Karl Rove, the political operative widely credited with the electoral successes of former U.S. President George W. Bush, says in his new book that he did not choose gay marriage as a wedge issue but that circumstances thrust it his way.
Conventional wisdom, at least in some circles, has it that Rove masterminded gay marriage as an issue in the 2004 White House race in a bid to get conservative evangelicals -- a key base for the Republican Party, especially during the Bush years -- to the polls. There were ballot initiatives in about a dozen states that year to ban gay marriage (or, supporters of such measures would argue, to defend traditional marriage). Many political commentators have said such tactics are in keeping with the "Rovian" strategy of ginning up the base to clinch narrow victories.
Rove, in "Courage and Consequence: My Life as a Conservative in the Fight," says the ballot initiatives made little difference to the outcome that year and that they were not his idea anyway.
"Gay marriage was an ugly fight we had not asked for but could win if we handled with care. Done right, our response to gay marriage could show it was possible to bring a courteous and caring tone to a divisive issue. The issue also revealed the nuttiness of the Left, which never saw how persistent America's traditionalism really was. Instead, the Left seemed convinced that Bush and I engineered the issue's emergence to drive Bush partisans to the polls. But, of course, it was a liberal supreme court that brought the issue to the fore," he writes.

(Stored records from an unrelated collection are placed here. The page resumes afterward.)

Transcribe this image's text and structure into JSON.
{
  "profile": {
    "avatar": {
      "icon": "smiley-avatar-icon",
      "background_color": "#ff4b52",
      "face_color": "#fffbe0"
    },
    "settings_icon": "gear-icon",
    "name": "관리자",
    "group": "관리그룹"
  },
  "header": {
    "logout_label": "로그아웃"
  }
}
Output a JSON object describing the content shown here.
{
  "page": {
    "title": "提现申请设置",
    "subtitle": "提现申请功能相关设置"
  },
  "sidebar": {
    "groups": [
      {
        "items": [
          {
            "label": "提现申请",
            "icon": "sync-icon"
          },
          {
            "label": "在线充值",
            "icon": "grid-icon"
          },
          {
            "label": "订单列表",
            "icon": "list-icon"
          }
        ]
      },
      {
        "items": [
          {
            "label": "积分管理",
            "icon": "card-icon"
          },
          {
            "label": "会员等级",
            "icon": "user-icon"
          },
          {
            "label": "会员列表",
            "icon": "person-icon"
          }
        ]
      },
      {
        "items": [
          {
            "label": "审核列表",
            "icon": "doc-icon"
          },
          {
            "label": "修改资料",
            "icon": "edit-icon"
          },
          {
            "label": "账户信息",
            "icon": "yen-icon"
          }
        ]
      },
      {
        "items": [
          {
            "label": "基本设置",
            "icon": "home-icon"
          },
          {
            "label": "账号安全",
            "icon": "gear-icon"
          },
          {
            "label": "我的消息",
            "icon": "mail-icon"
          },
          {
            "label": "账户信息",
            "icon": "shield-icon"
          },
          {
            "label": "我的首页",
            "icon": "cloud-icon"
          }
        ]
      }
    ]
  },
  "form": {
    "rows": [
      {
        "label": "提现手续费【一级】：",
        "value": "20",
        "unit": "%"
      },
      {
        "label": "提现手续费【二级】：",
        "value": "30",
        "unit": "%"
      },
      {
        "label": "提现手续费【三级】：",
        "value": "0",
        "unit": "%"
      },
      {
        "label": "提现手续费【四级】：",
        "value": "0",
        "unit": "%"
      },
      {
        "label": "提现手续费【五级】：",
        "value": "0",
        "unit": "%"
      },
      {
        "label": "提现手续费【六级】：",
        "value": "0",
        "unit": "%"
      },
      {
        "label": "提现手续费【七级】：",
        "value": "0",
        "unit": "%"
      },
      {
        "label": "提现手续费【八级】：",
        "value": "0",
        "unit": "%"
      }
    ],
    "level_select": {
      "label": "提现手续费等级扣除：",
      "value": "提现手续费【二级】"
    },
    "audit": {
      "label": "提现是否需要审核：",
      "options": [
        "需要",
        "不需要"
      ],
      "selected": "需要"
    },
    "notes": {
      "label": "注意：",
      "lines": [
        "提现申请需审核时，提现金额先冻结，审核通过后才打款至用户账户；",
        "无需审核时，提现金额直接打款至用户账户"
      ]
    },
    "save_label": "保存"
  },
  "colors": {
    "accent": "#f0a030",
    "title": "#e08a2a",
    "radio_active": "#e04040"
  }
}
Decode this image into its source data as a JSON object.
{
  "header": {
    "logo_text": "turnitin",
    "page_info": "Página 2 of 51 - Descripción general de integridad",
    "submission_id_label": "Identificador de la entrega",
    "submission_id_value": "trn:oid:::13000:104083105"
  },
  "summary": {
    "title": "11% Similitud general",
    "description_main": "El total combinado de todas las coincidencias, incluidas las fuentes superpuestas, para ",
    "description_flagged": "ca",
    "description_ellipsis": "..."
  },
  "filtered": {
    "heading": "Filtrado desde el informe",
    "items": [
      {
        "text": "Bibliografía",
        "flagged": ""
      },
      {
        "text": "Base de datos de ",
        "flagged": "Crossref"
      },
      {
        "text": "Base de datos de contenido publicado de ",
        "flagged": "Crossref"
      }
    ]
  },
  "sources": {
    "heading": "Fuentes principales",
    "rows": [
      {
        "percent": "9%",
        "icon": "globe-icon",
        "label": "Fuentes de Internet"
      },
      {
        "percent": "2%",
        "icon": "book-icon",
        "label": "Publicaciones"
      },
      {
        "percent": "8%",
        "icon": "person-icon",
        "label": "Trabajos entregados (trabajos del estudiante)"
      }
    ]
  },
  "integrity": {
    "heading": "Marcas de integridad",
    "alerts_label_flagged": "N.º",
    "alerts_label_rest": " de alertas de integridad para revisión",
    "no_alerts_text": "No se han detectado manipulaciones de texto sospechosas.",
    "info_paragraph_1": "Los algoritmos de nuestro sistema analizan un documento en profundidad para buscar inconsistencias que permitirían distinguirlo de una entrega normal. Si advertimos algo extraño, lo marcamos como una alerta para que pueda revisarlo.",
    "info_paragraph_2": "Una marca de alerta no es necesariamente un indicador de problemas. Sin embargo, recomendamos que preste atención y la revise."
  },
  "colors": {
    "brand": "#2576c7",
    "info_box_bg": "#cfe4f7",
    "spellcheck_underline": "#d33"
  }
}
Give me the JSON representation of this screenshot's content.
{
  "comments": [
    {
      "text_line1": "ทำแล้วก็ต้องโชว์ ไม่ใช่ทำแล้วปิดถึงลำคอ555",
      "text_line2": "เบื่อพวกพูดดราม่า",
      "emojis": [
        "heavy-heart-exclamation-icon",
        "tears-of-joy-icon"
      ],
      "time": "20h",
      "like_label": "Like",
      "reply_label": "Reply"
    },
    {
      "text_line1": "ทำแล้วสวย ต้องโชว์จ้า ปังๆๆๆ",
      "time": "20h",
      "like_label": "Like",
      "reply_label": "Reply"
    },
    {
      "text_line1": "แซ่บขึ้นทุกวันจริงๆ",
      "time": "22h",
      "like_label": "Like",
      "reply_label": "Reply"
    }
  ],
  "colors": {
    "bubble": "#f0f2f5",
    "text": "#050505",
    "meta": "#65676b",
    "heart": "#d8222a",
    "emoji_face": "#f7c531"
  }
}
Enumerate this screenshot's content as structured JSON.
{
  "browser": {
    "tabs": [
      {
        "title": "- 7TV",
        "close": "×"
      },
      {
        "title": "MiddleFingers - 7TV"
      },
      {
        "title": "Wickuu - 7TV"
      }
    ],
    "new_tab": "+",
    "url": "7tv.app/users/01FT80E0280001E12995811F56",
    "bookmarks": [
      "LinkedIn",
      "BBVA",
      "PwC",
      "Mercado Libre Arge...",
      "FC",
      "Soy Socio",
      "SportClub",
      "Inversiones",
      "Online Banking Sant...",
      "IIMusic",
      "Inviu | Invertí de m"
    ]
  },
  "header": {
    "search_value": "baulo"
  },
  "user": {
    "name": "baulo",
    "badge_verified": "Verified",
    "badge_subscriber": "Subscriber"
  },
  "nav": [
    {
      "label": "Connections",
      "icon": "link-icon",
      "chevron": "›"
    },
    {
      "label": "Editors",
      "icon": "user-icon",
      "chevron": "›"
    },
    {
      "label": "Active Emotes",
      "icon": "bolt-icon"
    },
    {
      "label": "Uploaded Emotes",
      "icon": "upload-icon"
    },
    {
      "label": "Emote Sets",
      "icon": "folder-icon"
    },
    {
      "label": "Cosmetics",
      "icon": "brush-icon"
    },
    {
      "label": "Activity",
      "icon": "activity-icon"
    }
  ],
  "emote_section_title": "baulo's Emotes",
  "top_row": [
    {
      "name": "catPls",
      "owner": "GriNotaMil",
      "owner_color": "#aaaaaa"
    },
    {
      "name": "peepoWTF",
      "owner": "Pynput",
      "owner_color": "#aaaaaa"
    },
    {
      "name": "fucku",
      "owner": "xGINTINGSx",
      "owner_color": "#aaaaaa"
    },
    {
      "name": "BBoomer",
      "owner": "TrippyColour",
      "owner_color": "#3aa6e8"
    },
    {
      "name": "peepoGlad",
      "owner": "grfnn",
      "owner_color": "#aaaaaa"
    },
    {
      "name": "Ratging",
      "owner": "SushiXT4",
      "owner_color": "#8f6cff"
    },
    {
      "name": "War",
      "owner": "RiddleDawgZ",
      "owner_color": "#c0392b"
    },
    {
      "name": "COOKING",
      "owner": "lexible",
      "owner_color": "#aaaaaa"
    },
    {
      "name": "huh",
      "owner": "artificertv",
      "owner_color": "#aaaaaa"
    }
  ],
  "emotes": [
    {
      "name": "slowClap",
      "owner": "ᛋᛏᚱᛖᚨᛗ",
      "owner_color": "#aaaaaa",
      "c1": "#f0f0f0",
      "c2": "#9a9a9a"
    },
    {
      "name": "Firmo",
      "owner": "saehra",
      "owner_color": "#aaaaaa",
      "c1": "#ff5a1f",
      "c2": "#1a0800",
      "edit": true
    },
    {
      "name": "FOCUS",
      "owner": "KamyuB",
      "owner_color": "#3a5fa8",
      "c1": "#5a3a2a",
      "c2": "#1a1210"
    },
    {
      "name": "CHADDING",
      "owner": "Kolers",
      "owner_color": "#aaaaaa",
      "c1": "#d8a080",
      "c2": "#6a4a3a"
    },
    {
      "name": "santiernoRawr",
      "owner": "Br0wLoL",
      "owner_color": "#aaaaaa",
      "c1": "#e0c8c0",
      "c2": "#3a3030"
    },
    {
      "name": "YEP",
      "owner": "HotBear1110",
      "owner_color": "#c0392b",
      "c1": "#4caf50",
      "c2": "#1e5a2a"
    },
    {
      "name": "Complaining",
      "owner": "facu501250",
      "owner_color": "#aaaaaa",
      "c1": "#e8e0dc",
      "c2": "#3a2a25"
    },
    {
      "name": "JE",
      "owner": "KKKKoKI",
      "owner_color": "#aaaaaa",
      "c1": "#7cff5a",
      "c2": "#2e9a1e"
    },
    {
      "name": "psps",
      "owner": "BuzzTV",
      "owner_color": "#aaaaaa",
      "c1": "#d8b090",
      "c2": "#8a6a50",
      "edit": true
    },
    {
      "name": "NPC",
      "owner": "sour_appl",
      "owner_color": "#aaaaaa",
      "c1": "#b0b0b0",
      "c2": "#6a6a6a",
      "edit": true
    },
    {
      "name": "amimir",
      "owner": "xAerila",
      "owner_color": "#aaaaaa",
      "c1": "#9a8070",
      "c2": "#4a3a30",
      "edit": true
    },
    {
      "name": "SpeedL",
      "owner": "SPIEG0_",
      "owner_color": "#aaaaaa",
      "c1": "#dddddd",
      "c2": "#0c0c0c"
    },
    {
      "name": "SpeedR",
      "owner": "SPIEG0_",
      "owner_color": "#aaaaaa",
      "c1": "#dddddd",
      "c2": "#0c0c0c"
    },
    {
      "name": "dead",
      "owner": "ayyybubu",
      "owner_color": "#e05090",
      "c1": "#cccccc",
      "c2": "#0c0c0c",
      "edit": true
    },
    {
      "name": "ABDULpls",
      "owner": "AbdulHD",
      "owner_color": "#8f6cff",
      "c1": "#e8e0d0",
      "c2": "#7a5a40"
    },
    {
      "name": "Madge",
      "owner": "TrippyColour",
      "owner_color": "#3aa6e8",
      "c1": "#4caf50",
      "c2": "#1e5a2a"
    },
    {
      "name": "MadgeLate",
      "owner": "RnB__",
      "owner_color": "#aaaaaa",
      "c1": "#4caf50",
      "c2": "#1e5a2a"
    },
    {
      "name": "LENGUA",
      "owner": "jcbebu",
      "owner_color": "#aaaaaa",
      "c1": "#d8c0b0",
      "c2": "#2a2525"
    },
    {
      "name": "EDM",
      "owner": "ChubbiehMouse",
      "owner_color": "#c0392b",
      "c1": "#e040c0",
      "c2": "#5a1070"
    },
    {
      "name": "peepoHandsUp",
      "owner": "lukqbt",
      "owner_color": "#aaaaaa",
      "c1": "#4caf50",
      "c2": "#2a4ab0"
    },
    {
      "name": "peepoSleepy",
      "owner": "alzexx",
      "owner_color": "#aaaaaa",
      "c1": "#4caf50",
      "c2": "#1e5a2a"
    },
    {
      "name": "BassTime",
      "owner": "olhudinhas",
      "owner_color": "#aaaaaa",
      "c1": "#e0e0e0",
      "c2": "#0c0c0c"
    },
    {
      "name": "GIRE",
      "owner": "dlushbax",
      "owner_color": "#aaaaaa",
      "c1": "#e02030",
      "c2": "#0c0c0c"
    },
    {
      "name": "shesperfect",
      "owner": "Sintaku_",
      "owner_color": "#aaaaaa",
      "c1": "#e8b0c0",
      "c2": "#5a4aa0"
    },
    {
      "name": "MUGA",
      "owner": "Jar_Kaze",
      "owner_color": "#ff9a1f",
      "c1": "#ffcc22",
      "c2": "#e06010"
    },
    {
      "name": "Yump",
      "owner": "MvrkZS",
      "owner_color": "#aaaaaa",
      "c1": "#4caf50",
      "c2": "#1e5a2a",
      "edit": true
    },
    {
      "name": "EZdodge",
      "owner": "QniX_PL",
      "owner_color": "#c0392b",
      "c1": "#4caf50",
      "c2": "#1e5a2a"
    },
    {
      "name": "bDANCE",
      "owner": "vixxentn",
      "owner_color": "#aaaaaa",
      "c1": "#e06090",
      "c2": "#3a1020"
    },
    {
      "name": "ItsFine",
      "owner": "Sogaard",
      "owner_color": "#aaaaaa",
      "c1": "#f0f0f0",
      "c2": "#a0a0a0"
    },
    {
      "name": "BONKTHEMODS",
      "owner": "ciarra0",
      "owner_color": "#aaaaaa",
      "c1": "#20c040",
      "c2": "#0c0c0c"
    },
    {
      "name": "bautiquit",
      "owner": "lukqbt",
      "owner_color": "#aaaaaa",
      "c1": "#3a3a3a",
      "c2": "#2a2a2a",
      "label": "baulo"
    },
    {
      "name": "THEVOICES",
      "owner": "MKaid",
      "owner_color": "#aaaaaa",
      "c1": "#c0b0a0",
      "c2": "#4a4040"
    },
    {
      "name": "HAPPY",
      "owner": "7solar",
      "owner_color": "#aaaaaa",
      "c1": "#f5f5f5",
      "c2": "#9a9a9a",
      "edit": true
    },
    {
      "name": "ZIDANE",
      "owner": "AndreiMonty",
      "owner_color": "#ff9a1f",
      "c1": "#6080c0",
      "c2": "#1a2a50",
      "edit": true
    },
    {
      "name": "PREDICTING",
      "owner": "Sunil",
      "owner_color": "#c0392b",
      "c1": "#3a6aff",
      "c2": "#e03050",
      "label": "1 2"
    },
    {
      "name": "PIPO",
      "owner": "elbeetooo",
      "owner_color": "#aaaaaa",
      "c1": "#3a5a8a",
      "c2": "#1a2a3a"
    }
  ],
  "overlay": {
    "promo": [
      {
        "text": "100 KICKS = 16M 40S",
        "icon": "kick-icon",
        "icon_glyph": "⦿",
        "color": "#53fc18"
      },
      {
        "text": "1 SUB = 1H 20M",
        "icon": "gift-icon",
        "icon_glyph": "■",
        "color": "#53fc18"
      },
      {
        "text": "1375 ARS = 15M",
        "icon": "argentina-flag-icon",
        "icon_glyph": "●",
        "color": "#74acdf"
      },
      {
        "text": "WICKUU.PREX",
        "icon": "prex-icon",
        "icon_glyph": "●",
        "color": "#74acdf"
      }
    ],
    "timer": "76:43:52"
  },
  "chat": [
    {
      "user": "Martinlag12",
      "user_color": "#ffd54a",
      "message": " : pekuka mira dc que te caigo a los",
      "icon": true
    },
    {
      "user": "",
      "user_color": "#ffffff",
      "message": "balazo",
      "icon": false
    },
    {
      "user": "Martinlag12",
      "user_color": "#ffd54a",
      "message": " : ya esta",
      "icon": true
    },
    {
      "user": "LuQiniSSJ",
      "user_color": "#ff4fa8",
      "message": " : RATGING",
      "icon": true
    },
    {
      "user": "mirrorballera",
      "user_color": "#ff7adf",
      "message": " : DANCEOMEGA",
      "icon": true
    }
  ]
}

He was referring to a November 2003, Massachusetts Supreme Judicial Court decision that legalized gay marriage in that state. Rove said that development sparked the ballot initiatives and he maintains their impact in the election battle against Democrat John Kerry has been greatly exaggerated. What did matter in his view was that state court decision.